━━━━━ Records for processing ━━━━━

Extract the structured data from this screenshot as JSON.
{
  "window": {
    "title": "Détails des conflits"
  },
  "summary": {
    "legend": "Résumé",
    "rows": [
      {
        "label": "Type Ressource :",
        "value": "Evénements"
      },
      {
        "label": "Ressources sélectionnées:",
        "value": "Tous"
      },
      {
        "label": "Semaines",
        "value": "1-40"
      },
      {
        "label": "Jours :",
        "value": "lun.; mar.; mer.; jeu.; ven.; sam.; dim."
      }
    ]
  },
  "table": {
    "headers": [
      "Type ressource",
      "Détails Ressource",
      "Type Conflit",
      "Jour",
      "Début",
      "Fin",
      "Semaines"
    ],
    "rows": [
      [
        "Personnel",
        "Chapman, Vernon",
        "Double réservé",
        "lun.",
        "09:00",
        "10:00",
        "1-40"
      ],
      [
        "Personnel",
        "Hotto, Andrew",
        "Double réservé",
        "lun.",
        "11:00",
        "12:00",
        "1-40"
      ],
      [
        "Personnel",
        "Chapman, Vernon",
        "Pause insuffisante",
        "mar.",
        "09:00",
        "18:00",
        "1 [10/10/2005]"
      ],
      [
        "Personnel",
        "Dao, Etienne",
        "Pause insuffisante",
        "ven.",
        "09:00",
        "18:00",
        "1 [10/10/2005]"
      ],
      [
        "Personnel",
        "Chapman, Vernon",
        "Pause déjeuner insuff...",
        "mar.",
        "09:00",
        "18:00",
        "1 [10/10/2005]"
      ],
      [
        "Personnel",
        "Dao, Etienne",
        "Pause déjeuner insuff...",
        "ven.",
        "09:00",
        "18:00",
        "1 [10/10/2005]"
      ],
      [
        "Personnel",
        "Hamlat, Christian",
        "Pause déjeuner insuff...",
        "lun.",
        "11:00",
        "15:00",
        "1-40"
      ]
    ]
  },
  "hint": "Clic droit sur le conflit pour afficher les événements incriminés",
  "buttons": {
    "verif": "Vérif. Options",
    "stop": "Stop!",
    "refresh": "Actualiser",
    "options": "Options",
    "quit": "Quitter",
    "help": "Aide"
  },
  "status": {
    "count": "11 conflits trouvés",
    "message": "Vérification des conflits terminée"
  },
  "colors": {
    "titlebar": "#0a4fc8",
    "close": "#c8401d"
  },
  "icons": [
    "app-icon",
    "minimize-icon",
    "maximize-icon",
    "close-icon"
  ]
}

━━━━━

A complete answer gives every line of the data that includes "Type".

- Completed task
        "label": "Type Ressource :",
      "Type ressource",
      "Type Conflit",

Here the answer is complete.